the gospel he promised beforehand through his prophets in the Holy Scriptures regarding his Son, who as to his human nature was a descendant of David, and who through the Spirit of Holiness was declared with power to be Son of God by his resurrection from the dead: Jesus Christ our Lord. (Roman 1:1-4)
If the wrath of God is revealed by his deliverance of human society over to sins of perversion, his salvation is revealed by the incarnation of Jesus Christ. If the sin of homosexuality is a punishment of God on a society that does not “image”-ine God correctly, and exchanges the truth of God for a lie, then the incarnation is that act in which God, in Jesus Christ, has “image”d himself in the person of his Son, the only human being who has ever been able to say, “I am the way, the truth, and the life” (John 14:6). In other words, the act of the incarnation stands diametrically opposed to the sin of idolatry and its most outstanding societal representative, the act of homosexuality. As opposed to what Wilson Cruz has suggested, that Christianity does not put homosexuality on a list of sins, in fact, that which is absolutely essential to Christianity, the incarnation of Jesus Christ, does, indeed, mark homosexuality out as the premier representative sin of a society which has exchanged the true God for idols. Christianity is, by its very essence, opposed to homosexual activity. Christmas, the incarnation, is a direct attack against everything which homosexual acts represent.

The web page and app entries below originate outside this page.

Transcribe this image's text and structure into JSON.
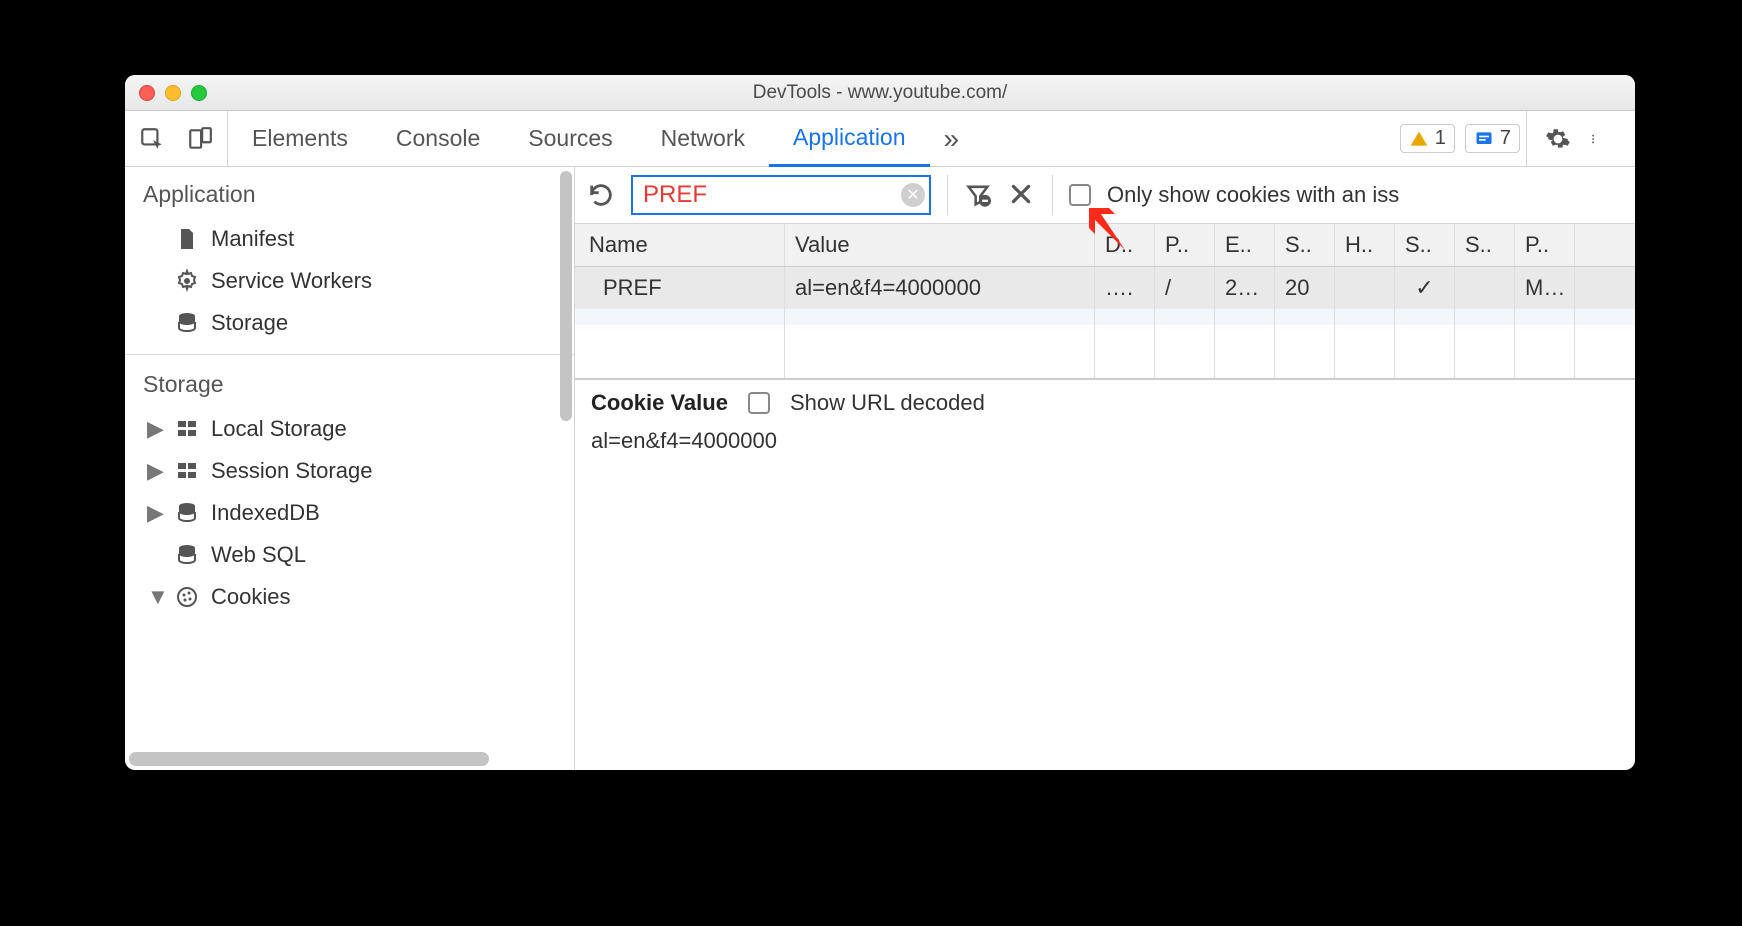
{
  "window": {
    "title": "DevTools - www.youtube.com/"
  },
  "tabs": {
    "items": [
      "Elements",
      "Console",
      "Sources",
      "Network",
      "Application"
    ],
    "active": "Application",
    "more_glyph": "»"
  },
  "badges": {
    "warning_count": "1",
    "message_count": "7"
  },
  "sidebar": {
    "sections": [
      {
        "title": "Application",
        "items": [
          {
            "label": "Manifest",
            "icon": "file-icon",
            "expandable": false
          },
          {
            "label": "Service Workers",
            "icon": "gear-icon",
            "expandable": false
          },
          {
            "label": "Storage",
            "icon": "db-icon",
            "expandable": false
          }
        ]
      },
      {
        "title": "Storage",
        "items": [
          {
            "label": "Local Storage",
            "icon": "grid-icon",
            "expandable": true,
            "expanded": false
          },
          {
            "label": "Session Storage",
            "icon": "grid-icon",
            "expandable": true,
            "expanded": false
          },
          {
            "label": "IndexedDB",
            "icon": "db-icon",
            "expandable": true,
            "expanded": false
          },
          {
            "label": "Web SQL",
            "icon": "db-icon",
            "expandable": false
          },
          {
            "label": "Cookies",
            "icon": "cookie-icon",
            "expandable": true,
            "expanded": true
          }
        ]
      }
    ]
  },
  "toolbar": {
    "filter_value": "PREF",
    "only_issues_label": "Only show cookies with an iss"
  },
  "table": {
    "headers": [
      "Name",
      "Value",
      "D..",
      "P..",
      "E..",
      "S..",
      "H..",
      "S..",
      "S..",
      "P.."
    ],
    "rows": [
      {
        "cells": [
          "PREF",
          "al=en&f4=4000000",
          "….",
          "/",
          "2…",
          "20",
          "",
          "✓",
          "",
          "M…"
        ],
        "selected": true
      }
    ]
  },
  "detail": {
    "title": "Cookie Value",
    "decode_label": "Show URL decoded",
    "value": "al=en&f4=4000000"
  }
}
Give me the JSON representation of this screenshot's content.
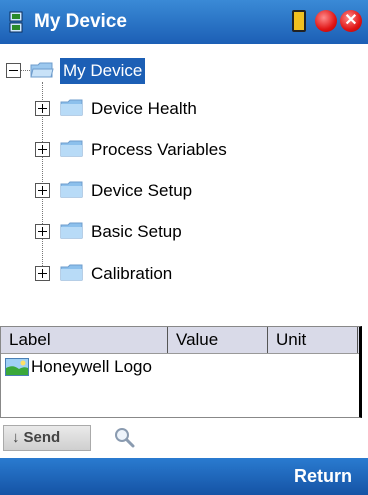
{
  "window": {
    "title": "My Device"
  },
  "tree": {
    "root": {
      "label": "My Device",
      "icon": "folder-open-icon",
      "expanded": true,
      "selected": true
    },
    "children": [
      {
        "label": "Device Health",
        "icon": "folder-icon"
      },
      {
        "label": "Process Variables",
        "icon": "folder-icon"
      },
      {
        "label": "Device Setup",
        "icon": "folder-icon"
      },
      {
        "label": "Basic Setup",
        "icon": "folder-icon"
      },
      {
        "label": "Calibration",
        "icon": "folder-icon"
      }
    ]
  },
  "grid": {
    "columns": [
      "Label",
      "Value",
      "Unit"
    ],
    "rows": [
      {
        "label": "Honeywell Logo",
        "value": "",
        "unit": "",
        "icon": "image-icon"
      }
    ]
  },
  "toolbar": {
    "send_label": "Send",
    "send_icon": "down-arrow-icon",
    "search_icon": "magnifier-icon"
  },
  "softkeys": {
    "right": "Return"
  },
  "colors": {
    "titlebar": "#1c5fb5",
    "selection": "#1c5fb5",
    "grid_header": "#d9dae8"
  }
}
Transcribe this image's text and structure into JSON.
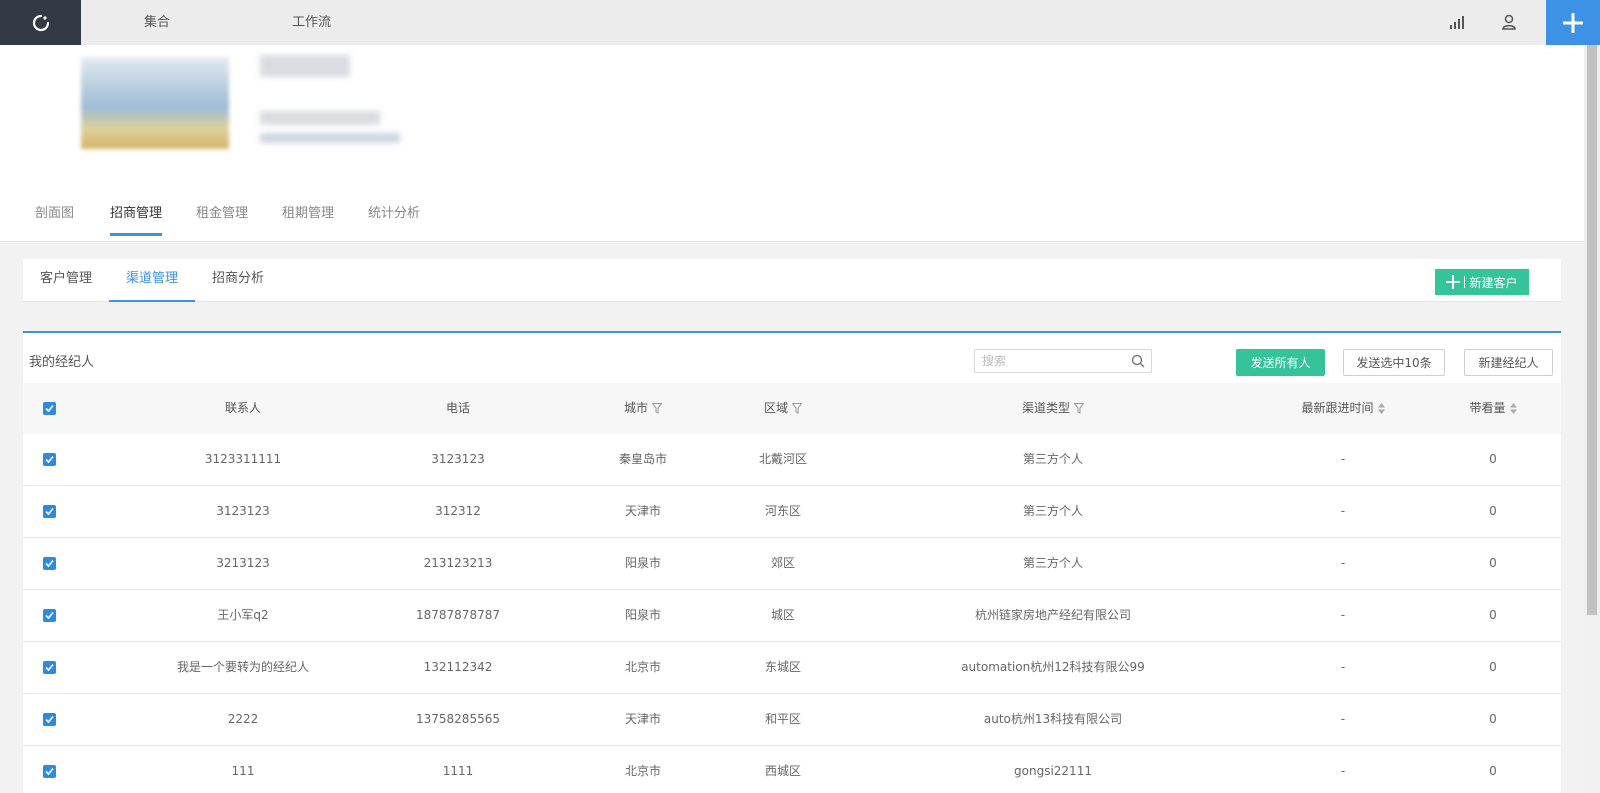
{
  "topbar": {
    "nav": [
      "集合",
      "工作流"
    ],
    "icons": [
      "refresh-icon",
      "chart-icon",
      "user-icon",
      "plus-icon"
    ],
    "colors": {
      "dark": "#333a45",
      "accent": "#3d92e6"
    }
  },
  "main_tabs": [
    {
      "label": "剖面图",
      "active": false
    },
    {
      "label": "招商管理",
      "active": true
    },
    {
      "label": "租金管理",
      "active": false
    },
    {
      "label": "租期管理",
      "active": false
    },
    {
      "label": "统计分析",
      "active": false
    }
  ],
  "sub_tabs": [
    {
      "label": "客户管理",
      "active": false
    },
    {
      "label": "渠道管理",
      "active": true
    },
    {
      "label": "招商分析",
      "active": false
    }
  ],
  "new_customer_label": "新建客户",
  "card": {
    "title": "我的经纪人",
    "search_placeholder": "搜索",
    "buttons": {
      "send_all": "发送所有人",
      "send_selected": "发送选中10条",
      "new_agent": "新建经纪人"
    }
  },
  "table": {
    "headers": {
      "contact": "联系人",
      "phone": "电话",
      "city": "城市",
      "district": "区域",
      "channel": "渠道类型",
      "latest": "最新跟进时间",
      "visits": "带看量"
    },
    "rows": [
      {
        "contact": "3123311111",
        "phone": "3123123",
        "city": "秦皇岛市",
        "district": "北戴河区",
        "channel": "第三方个人",
        "latest": "-",
        "visits": "0",
        "checked": true
      },
      {
        "contact": "3123123",
        "phone": "312312",
        "city": "天津市",
        "district": "河东区",
        "channel": "第三方个人",
        "latest": "-",
        "visits": "0",
        "checked": true
      },
      {
        "contact": "3213123",
        "phone": "213123213",
        "city": "阳泉市",
        "district": "郊区",
        "channel": "第三方个人",
        "latest": "-",
        "visits": "0",
        "checked": true
      },
      {
        "contact": "王小军q2",
        "phone": "18787878787",
        "city": "阳泉市",
        "district": "城区",
        "channel": "杭州链家房地产经纪有限公司",
        "latest": "-",
        "visits": "0",
        "checked": true
      },
      {
        "contact": "我是一个要转为的经纪人",
        "phone": "132112342",
        "city": "北京市",
        "district": "东城区",
        "channel": "automation杭州12科技有限公99",
        "latest": "-",
        "visits": "0",
        "checked": true
      },
      {
        "contact": "2222",
        "phone": "13758285565",
        "city": "天津市",
        "district": "和平区",
        "channel": "auto杭州13科技有限公司",
        "latest": "-",
        "visits": "0",
        "checked": true
      },
      {
        "contact": "111",
        "phone": "1111",
        "city": "北京市",
        "district": "西城区",
        "channel": "gongsi22111",
        "latest": "-",
        "visits": "0",
        "checked": true
      }
    ]
  }
}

(4) Finally, I call your attention to a thought which comes from Irenaeus, the second dedicatee of this blog. In my last post, “Irenaeus on the Incarnation (5),” one of the things readers might have noticed (or missed) is a line from his Proof of the Apostolic Preaching, chap. 38, where Irenaeus states that the coming of Jesus Christ in real flesh, in a real body, has “sanctified our birth.” Perhaps this is a puzzling thought. But what Irenaeus means by this is that, in the incarnation, an act whereby Christ took on real flesh, a real body, and lived in the real world, a kind of sanctification of this world, our flesh, our bodies, indeed all of creation, takes place. To put that another way, the incarnation is an affirmation that God’s creation was, in fact, a good creation. It is an affirmation that matter is not evil, our bodies are not evil, our flesh is not evil. They have all been marred by sin, but the sin is not the materiality; rather their materiality is something that God originally declared good, and has now set out in the incarnation of his Son to redeem. It is interesting, then, that Paul specifically names homosexual acts as being against nature, as being “unnatural.” In other words, Paul makes the claim here that homosexual acts are anti-creation: they are violations of the created order which God originally declared to be good, and which God has now set out to redeem in the incarnation of his Son. There’s this old cliché line, “God made Adam and Eve, not Adam and Steve.” Despite its cliché-ness, its triteness, perhaps even its crudeness, the line actually captures, at least to some extent, Paul’s thought in Romans 1. Homosexual acts are against nature, against the good creation as God originally made it, and are opposed to the reclamation project which God set out to perform in the incarnation of Jesus Christ.
No wonder Irenaeus was fixated on the incarnation. The incarnation sets everything in its proper perspective.
So, if anyone is in Christ, there is a new creation! The old has gone. Behold, the new has come! This is all from God, who has reconciled us to himself through Christ, and has given to us the ministry of reconciliation: that is, that God was in Christ [read: incarnation!], reconciling the world to himself. (2 Corinthians 5:17-19a)
December 20, 2013